The premise of Spong's book is that the Bible as a whole, and in this work, the gospel of Matthew in particular, were not written as literal works of history, but rather as metaphors and allegories to teach greater truths.  The original Jewish audience for whom the gospels were written would have understood the underlying stories and allusions to Old Testament scripture.  In fact, Spong posits that Matthew was designed to be read in the synagogues as part of the liturgical year cycle, just as many traditional denominations of Christianity have set orders of readings from both Old and New Testament works throughout the year.  When the new Christian movement broke away from their synagogue-based roots beginning with the Roman persecutions following the destruction of the Temple in Jerusalem in 70 CE, Spong contends that the now mostly Gentile congregations knew nothing about Jewish scriptures, and so lost the key to interpreting the gospels properly themselves.  They began to read them as literal history.

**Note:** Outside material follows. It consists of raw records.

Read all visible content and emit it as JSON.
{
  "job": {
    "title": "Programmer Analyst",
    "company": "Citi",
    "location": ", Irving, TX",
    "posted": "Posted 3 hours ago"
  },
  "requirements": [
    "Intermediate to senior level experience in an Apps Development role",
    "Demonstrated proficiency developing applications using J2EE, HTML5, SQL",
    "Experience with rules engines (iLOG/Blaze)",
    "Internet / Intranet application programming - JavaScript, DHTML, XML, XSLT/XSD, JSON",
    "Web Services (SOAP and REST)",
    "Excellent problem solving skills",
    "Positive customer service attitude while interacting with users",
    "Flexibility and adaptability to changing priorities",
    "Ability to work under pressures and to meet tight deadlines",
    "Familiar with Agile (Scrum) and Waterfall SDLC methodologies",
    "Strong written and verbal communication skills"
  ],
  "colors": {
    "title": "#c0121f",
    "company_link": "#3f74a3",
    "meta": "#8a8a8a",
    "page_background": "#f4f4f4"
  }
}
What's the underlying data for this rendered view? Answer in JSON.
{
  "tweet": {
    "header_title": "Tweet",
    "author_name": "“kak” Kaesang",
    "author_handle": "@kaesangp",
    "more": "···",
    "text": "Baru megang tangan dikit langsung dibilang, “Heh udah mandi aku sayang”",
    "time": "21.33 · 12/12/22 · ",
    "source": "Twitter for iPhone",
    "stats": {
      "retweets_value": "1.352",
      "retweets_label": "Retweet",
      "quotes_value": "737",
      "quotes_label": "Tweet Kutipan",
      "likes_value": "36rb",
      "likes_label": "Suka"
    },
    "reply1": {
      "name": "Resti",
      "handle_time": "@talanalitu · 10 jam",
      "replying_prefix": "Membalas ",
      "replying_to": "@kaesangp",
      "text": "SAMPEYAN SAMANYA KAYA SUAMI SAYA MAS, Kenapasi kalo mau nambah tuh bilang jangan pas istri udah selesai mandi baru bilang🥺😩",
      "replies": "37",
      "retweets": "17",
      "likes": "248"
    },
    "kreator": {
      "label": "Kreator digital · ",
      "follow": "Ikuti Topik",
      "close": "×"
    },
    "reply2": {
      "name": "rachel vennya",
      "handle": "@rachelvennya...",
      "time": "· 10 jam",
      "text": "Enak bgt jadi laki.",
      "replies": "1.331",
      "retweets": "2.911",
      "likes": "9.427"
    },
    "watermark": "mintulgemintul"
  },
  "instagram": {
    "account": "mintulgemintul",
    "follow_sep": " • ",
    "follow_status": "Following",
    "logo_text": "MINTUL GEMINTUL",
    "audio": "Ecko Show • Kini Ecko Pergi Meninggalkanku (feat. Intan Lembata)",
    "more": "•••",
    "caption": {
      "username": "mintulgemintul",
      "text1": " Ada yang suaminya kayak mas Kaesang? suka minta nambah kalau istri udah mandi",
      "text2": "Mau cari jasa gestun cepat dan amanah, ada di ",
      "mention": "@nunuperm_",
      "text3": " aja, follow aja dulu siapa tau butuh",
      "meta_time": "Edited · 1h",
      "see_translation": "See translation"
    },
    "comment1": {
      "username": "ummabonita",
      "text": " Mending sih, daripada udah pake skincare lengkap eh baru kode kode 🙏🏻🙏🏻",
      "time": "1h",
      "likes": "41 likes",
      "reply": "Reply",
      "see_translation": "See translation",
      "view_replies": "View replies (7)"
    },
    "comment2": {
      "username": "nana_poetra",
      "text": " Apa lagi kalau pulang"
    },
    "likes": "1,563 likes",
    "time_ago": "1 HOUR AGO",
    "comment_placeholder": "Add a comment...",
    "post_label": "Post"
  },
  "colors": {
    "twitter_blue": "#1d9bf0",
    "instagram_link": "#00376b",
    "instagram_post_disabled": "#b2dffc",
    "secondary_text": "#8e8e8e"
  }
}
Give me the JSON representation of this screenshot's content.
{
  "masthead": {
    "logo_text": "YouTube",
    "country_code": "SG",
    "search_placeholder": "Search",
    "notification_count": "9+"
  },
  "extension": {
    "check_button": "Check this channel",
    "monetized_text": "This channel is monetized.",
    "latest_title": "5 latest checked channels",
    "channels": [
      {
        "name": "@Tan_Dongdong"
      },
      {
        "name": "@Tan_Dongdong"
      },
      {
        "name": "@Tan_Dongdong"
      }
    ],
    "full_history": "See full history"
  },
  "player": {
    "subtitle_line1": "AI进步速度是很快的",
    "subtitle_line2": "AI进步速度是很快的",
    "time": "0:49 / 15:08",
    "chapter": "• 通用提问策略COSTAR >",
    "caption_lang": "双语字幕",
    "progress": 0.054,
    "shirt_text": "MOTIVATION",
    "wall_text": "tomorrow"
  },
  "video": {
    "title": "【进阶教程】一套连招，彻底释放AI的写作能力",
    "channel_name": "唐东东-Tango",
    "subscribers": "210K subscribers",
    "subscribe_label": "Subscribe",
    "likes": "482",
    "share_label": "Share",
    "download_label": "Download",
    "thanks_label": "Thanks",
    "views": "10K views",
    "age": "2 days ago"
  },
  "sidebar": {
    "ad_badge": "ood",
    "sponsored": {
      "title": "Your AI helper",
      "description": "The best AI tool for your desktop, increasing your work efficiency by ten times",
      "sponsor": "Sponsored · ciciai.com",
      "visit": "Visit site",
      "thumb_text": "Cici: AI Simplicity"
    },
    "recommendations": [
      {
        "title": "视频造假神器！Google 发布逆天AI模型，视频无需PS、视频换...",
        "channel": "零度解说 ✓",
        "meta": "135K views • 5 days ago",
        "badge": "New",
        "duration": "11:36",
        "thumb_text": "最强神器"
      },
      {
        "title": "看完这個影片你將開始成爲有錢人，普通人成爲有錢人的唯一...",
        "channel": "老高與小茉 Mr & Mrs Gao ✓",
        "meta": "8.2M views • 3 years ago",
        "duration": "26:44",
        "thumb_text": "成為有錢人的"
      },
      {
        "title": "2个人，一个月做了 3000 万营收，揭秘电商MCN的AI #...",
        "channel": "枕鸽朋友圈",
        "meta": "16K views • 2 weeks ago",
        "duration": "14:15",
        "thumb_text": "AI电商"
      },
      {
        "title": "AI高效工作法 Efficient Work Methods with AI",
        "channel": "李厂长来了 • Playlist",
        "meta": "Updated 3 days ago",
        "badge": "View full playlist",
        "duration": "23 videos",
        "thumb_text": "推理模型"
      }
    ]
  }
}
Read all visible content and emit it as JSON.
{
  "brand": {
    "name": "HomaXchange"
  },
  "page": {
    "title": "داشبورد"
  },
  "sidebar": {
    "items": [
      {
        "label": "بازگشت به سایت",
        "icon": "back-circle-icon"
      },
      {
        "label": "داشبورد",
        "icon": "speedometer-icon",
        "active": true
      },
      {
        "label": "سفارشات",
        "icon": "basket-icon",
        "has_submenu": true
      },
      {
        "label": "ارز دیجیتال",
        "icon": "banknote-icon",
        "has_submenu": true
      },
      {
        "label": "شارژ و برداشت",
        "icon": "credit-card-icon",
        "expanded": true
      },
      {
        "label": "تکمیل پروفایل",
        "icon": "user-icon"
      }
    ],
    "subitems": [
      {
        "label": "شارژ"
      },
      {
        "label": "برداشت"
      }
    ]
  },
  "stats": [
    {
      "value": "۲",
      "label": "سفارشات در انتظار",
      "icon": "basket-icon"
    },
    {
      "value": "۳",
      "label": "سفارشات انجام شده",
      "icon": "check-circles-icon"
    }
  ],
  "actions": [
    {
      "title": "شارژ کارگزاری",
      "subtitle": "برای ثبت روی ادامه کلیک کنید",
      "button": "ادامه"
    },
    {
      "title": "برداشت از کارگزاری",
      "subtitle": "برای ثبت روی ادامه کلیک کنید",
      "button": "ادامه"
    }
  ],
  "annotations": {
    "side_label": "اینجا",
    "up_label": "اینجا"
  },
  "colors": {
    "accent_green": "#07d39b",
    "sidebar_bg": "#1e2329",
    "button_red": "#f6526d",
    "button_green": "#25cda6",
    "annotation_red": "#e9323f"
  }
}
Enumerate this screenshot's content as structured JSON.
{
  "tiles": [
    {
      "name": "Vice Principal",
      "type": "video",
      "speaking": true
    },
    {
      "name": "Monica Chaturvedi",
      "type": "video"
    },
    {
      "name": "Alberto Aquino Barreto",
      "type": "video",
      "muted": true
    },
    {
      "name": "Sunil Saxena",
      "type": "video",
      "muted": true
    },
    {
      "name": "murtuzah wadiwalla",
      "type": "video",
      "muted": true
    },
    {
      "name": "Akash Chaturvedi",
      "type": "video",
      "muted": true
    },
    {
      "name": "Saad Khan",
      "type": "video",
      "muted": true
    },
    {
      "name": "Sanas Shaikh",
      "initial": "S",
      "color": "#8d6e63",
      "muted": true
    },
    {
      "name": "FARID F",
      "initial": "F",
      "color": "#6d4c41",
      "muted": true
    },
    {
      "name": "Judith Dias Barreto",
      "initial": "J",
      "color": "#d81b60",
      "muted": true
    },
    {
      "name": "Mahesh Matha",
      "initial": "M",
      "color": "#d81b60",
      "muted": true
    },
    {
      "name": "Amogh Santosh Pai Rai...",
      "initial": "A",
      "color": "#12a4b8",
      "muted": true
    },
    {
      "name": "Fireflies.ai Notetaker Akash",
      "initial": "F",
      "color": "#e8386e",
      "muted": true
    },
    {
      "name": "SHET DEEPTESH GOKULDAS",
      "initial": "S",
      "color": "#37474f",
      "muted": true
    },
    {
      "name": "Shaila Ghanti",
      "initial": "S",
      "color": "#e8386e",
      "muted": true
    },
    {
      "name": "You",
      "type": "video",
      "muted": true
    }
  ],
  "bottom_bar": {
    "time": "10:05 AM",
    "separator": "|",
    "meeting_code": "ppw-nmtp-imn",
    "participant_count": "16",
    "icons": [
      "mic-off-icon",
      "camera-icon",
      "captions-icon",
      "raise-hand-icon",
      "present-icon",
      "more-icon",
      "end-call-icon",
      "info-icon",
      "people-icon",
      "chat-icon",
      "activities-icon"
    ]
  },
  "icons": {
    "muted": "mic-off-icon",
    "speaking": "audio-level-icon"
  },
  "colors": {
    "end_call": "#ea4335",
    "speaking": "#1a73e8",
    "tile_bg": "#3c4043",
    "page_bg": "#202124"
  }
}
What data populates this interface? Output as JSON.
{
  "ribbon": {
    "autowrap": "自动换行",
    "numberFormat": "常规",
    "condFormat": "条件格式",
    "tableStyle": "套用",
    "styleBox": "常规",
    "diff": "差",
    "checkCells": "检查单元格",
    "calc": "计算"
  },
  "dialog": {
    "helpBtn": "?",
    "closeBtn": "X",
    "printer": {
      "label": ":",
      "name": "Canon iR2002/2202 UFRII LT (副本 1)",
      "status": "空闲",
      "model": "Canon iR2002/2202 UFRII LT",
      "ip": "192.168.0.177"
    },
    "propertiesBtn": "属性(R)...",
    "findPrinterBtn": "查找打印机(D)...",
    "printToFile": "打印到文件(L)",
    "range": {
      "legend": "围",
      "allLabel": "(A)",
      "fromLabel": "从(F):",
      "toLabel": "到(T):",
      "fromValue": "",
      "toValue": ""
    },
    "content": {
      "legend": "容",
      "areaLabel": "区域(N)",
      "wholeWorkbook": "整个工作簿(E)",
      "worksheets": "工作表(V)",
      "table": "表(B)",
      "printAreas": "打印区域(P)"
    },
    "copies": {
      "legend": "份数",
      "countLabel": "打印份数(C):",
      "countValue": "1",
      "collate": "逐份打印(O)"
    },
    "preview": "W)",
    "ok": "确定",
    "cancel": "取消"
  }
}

I found what Spong has to say most interesting.  His arguments are laid out logically and make sense to me.  Of course, I realize after three years of EfM that my mind and theological thinking have stretched considerably.  For many, many others judging from the letters to the editor in my local paper, their first reaction would be to take this book out to the library parking lot and burn it!  (Without reading it first, of course!)  If they could actually bring themselves to read it, the challenge to what they have always been taught to believe could cause their heads to explode.  If they can get past that, it might just open up a whole new way of thinking for them.  You'll just have to read Biblical Literalism: A Gentile Heresy for yourself.